▶ ACTIVITY: All of the listing must be given again exactly, except that the images are dropped.

▶ WORKING DATA:
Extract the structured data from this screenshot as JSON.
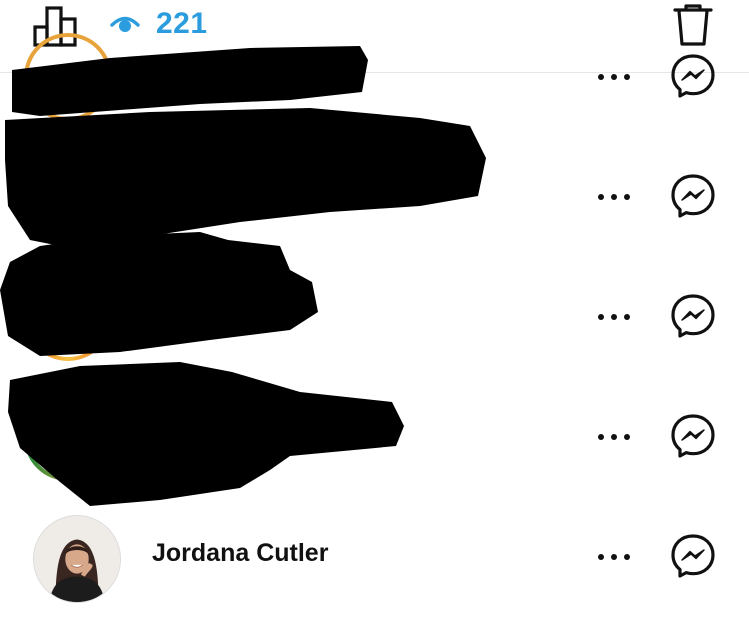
{
  "header": {
    "stats_icon": "bar-chart-icon",
    "views_icon": "eye-icon",
    "view_count": "221",
    "delete_icon": "trash-icon",
    "accent_color": "#2b9cdd"
  },
  "viewers": [
    {
      "name": "",
      "redacted": true,
      "more_icon": "more-options-icon",
      "message_icon": "messenger-icon"
    },
    {
      "name": "",
      "redacted": true,
      "more_icon": "more-options-icon",
      "message_icon": "messenger-icon"
    },
    {
      "name": "",
      "redacted": true,
      "more_icon": "more-options-icon",
      "message_icon": "messenger-icon"
    },
    {
      "name": "",
      "redacted": true,
      "more_icon": "more-options-icon",
      "message_icon": "messenger-icon"
    },
    {
      "name": "Jordana Cutler",
      "redacted": false,
      "more_icon": "more-options-icon",
      "message_icon": "messenger-icon"
    }
  ]
}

▶ WRITTEN SOLUTION:
Extract the structured data from this screenshot as JSON.
{
  "header": {
    "stats_icon": "bar-chart-icon",
    "views_icon": "eye-icon",
    "view_count": "221",
    "delete_icon": "trash-icon",
    "accent_color": "#2b9cdd"
  },
  "viewers": [
    {
      "name": "",
      "redacted": true,
      "more_icon": "more-options-icon",
      "message_icon": "messenger-icon"
    },
    {
      "name": "",
      "redacted": true,
      "more_icon": "more-options-icon",
      "message_icon": "messenger-icon"
    },
    {
      "name": "",
      "redacted": true,
      "more_icon": "more-options-icon",
      "message_icon": "messenger-icon"
    },
    {
      "name": "",
      "redacted": true,
      "more_icon": "more-options-icon",
      "message_icon": "messenger-icon"
    },
    {
      "name": "Jordana Cutler",
      "redacted": false,
      "more_icon": "more-options-icon",
      "message_icon": "messenger-icon"
    }
  ]
}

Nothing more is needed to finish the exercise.